Installing the DB9 Badge/Logo on an Aston Martin DB9

What’s Missing Here?

My DB9 was resprayed (repainted) recently.  It was done by our regional Aston Martin Certified paint shop.   When I got it back I was gobsmacked by how awesome the paint looked.   A few days after I had it home I got the call from the paint shop, they realized that they had forgotten to install the DB9 badge on the trunk/boot lid.  Doh!   Sure enough, my car was debadged.  The paint shop was a 2+ hour drive away, so I opted to have them FedEx me the logo.  To my surprise it comes as three loose pieces D – B – 9 with NO template provided (Gee Aston – could ya toss in a piece of paper please).  I asked the paint shop how they do it.  They seriously said “We just wing it”.   Which got me started on how to figure out exactly where to install them.  This article covers it all. Continue reading “Installing the DB9 Badge/Logo on an Aston Martin DB9”

Air Horns – Where are they in an Aston Martin DB9?

Twin Air Horns Tucked Up Front

I have just been sorting out a problem with the air conditioning on Aston 2209 and during the investigations I realized whilst removing a plastic cover to check the condenser radiator I was about to expose the Air Horns. It jogged my memory of a comment posted by someone on my Blog about changing the interior lighting entitled “Let there be light ! ”

KEITH

Found these videos very knowledgeable and helpful.

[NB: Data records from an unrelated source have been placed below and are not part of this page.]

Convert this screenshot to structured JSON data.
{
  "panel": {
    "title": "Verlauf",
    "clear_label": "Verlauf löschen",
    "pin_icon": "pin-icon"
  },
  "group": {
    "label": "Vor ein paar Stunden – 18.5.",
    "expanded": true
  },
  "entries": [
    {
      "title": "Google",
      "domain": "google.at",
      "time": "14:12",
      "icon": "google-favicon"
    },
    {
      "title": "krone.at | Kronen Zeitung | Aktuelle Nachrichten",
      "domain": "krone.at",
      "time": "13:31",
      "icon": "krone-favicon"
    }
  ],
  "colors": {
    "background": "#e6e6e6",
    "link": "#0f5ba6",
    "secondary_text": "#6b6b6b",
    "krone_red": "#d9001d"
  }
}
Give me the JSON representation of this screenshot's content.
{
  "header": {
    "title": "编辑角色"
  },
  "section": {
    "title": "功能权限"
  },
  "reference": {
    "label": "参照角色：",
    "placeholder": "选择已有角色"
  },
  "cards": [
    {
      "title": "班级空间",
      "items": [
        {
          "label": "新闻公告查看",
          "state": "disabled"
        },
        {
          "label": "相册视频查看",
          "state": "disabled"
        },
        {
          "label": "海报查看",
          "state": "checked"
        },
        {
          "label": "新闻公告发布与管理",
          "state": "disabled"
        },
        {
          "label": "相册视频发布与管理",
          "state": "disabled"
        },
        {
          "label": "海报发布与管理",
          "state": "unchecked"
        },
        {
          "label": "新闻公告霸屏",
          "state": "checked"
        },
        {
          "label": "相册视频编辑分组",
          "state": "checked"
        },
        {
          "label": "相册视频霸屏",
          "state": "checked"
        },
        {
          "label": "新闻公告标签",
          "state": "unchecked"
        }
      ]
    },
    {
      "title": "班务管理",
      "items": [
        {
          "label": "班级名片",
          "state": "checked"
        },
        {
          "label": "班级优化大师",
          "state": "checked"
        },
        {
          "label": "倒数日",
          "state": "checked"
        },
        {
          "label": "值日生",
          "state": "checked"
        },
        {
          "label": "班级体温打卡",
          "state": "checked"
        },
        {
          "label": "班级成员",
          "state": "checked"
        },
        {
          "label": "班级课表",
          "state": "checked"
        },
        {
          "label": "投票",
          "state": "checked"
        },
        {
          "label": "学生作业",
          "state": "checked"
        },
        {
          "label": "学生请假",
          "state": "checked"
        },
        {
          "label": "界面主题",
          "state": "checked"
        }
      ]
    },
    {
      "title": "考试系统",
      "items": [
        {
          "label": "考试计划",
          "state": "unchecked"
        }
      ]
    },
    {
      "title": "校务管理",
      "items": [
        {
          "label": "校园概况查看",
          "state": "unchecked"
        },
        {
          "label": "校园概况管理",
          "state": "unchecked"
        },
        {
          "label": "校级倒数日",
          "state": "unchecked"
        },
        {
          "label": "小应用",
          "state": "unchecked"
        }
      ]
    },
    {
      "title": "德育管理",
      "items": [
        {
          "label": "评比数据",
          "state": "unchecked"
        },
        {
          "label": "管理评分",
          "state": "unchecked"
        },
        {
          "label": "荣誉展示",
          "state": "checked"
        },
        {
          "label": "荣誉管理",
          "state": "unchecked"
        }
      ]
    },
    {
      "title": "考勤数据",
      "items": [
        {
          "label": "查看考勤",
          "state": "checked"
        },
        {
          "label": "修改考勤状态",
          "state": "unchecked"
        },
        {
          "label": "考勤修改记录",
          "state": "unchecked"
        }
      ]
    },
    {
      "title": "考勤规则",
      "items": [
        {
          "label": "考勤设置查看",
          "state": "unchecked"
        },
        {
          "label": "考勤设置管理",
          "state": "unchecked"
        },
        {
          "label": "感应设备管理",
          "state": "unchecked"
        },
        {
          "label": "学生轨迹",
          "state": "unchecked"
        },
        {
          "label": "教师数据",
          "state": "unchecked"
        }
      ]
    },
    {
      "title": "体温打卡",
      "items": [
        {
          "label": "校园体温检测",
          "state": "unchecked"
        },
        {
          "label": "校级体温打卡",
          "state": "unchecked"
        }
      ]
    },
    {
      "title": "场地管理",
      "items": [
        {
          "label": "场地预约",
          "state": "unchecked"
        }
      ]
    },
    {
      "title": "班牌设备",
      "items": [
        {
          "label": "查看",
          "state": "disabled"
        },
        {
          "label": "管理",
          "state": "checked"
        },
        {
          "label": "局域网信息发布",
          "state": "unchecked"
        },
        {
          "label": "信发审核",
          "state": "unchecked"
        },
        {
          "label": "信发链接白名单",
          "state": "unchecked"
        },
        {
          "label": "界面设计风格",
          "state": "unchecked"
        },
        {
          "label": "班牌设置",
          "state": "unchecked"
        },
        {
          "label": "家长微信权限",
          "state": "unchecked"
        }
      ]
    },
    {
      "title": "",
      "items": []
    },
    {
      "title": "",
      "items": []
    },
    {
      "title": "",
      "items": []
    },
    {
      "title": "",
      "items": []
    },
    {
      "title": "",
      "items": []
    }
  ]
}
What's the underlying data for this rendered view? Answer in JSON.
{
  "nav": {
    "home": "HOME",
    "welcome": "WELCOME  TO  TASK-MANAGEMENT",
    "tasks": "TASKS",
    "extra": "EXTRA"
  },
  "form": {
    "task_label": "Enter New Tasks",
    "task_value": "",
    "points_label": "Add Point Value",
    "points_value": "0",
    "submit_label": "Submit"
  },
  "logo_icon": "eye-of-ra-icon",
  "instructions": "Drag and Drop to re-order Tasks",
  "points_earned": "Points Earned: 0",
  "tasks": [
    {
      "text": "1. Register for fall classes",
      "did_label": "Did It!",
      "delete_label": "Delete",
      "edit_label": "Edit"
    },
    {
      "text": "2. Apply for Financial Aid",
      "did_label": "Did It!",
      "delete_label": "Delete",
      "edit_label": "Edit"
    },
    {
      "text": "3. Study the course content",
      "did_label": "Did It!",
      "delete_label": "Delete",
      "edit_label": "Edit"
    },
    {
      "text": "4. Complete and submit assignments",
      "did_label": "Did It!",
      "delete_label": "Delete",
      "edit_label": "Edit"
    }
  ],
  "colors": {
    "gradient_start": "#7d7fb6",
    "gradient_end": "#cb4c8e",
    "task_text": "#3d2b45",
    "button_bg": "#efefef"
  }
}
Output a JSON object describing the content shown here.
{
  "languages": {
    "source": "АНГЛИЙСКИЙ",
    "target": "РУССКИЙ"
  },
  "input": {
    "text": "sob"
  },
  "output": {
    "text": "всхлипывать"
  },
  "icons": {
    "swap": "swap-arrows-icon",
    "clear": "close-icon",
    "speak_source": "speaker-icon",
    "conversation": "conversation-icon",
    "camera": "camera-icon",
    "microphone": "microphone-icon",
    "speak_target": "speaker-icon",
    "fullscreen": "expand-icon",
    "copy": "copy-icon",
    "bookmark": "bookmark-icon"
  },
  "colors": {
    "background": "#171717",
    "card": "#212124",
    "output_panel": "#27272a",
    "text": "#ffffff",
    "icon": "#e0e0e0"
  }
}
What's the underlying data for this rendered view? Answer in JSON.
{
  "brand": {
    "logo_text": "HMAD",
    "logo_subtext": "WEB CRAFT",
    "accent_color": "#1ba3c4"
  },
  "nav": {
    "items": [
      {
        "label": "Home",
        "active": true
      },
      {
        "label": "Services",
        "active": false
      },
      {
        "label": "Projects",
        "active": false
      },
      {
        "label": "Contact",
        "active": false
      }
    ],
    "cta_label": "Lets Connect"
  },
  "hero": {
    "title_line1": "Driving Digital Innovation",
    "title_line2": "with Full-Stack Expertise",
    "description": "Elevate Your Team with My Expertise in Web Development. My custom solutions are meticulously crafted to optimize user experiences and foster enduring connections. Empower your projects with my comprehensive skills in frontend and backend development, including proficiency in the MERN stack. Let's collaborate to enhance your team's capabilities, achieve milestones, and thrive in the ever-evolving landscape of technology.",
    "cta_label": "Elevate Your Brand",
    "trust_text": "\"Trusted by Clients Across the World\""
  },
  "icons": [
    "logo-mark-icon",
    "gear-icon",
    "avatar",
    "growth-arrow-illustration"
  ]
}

Thanks for all the time and effort you put into them it is well appreciated.

Continue reading “Air Horns – Where are they in an Aston Martin DB9?”

Understanding the SmarTire TPMS System in an Aston Martin DB9 or Vantage

SmarTire Controller

When I purchased my DB9 used and was doing the initial walkaround, I opened the trunk and asked the sales rep “What’s this thing with all the LEDs?”.   It wasn’t a main dealer, and the rep didn’t know.    I figure there might be other owners out there that don’t know what it is, or what all the LEDs mean.  Let me explain…. Continue reading “Understanding the SmarTire TPMS System in an Aston Martin DB9 or Vantage”

Rear Subframe Surface Rust Descaling in an Aston Martin DB9

Some of you may have seen one of my (@aston2209) previous Blog on changing the rear lower wishbone assembly and at the time I commented on the condition of the rear subframe. It had quite a lot of flaky surface rust that was both unsightly and could lead to more aggressive corrosion in later life for Aston 2209. At the time I wanted to undertake cleaning up the subframe but since it was in the winter and there was a lot of damp atmosphere from day to day, I decided to leave it until the summer. However here we are in May and we have just gone through a really long period of dry weather with warm temperatures and seeing as we are also in “lockdown” due to the Coronavirus it seemed like a good time to do the job. Continue reading “Rear Subframe Surface Rust Descaling in an Aston Martin DB9”

Dyno Testing Results After Installing a Airbox Delete Kit in an Aston Martin DB9

Airbox Delete Kit Installed

I am in the process of evaluating several ‘bolt on’ performance changes for my DB9.  Ultimately I am hoping to achieve power levels similar to a DBS (they are essentially just the same engine).  In this article I am testing the changes that come with fitting a Velocity AP GT4 Airbox Delete Kit (check out my other article on how to fit one).  This is a popular modification that promises less weight and better breathing to make more power.  Its that last claim we are testing here. Continue reading “Dyno Testing Results After Installing a Airbox Delete Kit in an Aston Martin DB9”

Dyno Testing a Stock Aston Martin DB9

How much power does my 2005 Aston Martin DB9 really make?   It certainly makes ‘enough’ – the car is not lacking for performance.  Lately I’ve been curious about a few ‘bolt on’ performance upgrades that I want to try out.  To know if they make any difference, I want to know the actual power my car make now that its 15 years old and has 44,000 miles on it.   I need a Baseline performance test. Continue reading “Dyno Testing a Stock Aston Martin DB9”